200th Anniversary Birkbeck Effects: Rob Martin, learning development tutor

Rob Martin was a Learning Development tutor and Disability Support Officer at Birkbeck. One of the students he supported, Ruth Ojadi, says: “When I began my studies at Birkbeck in 2015, I knew I’d experienced barriers to learning because of my disabilities but wasn’t necessarily aware of how my learning difficulties, disabilities and long-term health conditions affected me disproportionately. When I came to Birkbeck as a 29-year-old, not only did I know more about my various disabilities but also how my lived experiences had shaped me, making it far easier to verbalise them.  

“Birkbeck was the first university where Wellbeing and Disability Services made themselves known loud and proud from their Open Day through to the enrolment process. I knew where to go for support and that’s where I met Rob Martin. From the first meeting I had with Rob, I knew he was on the side of my success. I felt his passion as a Disability Support Officer and his best intentions for me as a student. Rob listened diligently and was able to identify and signpost the support that would best meet my needs.  

“From the recommendation of a Dyslexia assessment, SFE’s Disability Student Allowances and navigating the whole system within that. Rob was able to reassure me when it came to Needs Assessments as well as practical guidance of wait times for the processing of paper work which relieved much anxiety for me. I have Tourette’s Syndrome and this was a new experience for the university and teaching staff. Rob was a professional ally and took the time to suggest access recommendations that weren’t necessarily included on the Student Support Plan as well as helping me to reach out to teaching staff within my department (BSc Social Sciences) to discuss best practice and how they could support my learning experience.  

“Having Bipolar as well as the negative experiences from learning in the past meant that I had to repeat my 2nd year and took a year study break after that. My desire to return never wavered and neither did Rob’s belief that I indeed would. I’m truly grateful and feel lucky to have been a 1st year student in 2015/16 as Rob now works in a different capacity however, still within Birkbeck.” 
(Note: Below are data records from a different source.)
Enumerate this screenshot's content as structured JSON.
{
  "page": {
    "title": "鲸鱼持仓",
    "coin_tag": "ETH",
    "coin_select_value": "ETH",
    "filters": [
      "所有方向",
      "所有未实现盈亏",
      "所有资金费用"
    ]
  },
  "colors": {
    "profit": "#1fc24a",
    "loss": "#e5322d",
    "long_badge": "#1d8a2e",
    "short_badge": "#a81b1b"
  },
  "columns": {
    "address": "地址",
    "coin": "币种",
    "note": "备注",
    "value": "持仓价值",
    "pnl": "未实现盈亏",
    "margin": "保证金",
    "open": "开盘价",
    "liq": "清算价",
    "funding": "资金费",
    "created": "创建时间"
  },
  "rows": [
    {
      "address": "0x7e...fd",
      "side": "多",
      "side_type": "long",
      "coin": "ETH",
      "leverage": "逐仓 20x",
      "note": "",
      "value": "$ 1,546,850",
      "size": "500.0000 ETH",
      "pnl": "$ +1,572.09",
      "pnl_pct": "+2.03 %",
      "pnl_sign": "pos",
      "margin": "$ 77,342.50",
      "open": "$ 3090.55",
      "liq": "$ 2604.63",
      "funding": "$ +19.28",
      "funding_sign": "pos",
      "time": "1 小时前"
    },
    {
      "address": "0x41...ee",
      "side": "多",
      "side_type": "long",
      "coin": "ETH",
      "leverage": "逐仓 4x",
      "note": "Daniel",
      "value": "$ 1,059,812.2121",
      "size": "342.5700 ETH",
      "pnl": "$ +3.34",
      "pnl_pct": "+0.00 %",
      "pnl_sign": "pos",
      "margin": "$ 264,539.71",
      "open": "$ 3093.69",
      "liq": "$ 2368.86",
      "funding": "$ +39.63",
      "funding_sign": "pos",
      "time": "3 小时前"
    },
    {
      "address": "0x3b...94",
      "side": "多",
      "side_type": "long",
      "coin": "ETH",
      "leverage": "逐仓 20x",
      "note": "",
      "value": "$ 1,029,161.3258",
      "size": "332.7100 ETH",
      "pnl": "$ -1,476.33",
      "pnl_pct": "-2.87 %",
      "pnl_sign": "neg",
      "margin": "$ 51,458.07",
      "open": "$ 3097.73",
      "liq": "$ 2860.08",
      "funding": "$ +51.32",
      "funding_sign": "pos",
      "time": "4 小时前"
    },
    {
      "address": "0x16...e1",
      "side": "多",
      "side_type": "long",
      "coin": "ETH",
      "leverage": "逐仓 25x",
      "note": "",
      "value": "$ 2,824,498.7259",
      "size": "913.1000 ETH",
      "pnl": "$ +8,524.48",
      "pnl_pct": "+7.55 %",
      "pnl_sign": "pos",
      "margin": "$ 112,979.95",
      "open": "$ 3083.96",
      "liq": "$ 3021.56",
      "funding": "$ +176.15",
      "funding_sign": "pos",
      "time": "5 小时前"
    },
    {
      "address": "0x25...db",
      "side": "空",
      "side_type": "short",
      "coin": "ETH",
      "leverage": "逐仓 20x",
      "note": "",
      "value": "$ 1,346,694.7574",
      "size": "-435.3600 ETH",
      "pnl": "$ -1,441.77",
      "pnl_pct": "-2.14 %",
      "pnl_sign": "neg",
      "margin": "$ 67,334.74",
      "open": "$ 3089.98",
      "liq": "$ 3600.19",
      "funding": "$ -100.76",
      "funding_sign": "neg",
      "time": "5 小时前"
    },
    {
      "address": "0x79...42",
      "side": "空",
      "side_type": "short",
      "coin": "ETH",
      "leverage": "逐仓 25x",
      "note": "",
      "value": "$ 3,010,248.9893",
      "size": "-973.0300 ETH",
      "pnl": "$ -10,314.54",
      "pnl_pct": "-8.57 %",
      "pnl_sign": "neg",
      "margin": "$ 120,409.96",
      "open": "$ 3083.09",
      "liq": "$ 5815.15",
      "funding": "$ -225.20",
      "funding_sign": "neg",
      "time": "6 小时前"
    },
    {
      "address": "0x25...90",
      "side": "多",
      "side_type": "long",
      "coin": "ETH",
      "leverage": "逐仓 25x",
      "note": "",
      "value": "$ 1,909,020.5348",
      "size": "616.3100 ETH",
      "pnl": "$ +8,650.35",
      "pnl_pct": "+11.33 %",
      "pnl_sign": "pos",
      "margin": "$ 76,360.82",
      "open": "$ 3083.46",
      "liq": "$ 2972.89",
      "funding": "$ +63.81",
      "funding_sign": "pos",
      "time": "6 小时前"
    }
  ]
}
200th Anniversary Birkbeck Effects: Richard Evans, professor of British history

Richard Evans’ seminal work is his three-volume The Third Reich trilogy, documenting the rise and fall of Hitler’s regime in comprehensive detail. He was professor and head of department during his time at Birkbeck, before briefly stepping into the role of Acting Master during Tessa Blackstone’s appointment to Tony Blair’s government. He returned to Birkbeck in 2018 as Visiting Professor. 

Evans was educated at Oxford University, where he honed his historical acumen and became a proponent of social history as opposed to a follower of the “great man theory of history”. This led to his characteristic approach to social historical analysis focusing on modern German and European history, which transformed the study of the discipline during his lifetime. His interests have ranged from studies of German criminals, transferable diseases, capital punishment, the psychology of mobs, and witchcraft.  

Evans’ testimony was vital in Deborah Lipstadt’s defence against libel claims brought by David Irving who she said had falsified and mishandled historical evidence to exonerate Hitler. She was found innocent based on the evidence Evans brought to uphold her statements.  


200th Anniversary Birkbeck Effects: Reginald Francis Clements, poet

A theological student at Birkbeck when the First World War was declared, Clements enlisted early in the University and Public Schools Brigade, which later merged into the Royal Fusiliers. Injured while on guard duty at Arras by a stray wire, he wrote poetry during his recuperation. He later published his poems in Salisbury Plain and Other Poems. His style was along more heroic and romantic lines than the more cynical war poets that are lauded today, such as Wilfred Owen and Siegfried Sassoon – though at the time it was more fashionable to revere great sacrifice on behalf of the “Motherland.” Having been recognised with the Military Cross for gallantry in 1918, Clements died five months later during the Battle of Amiens.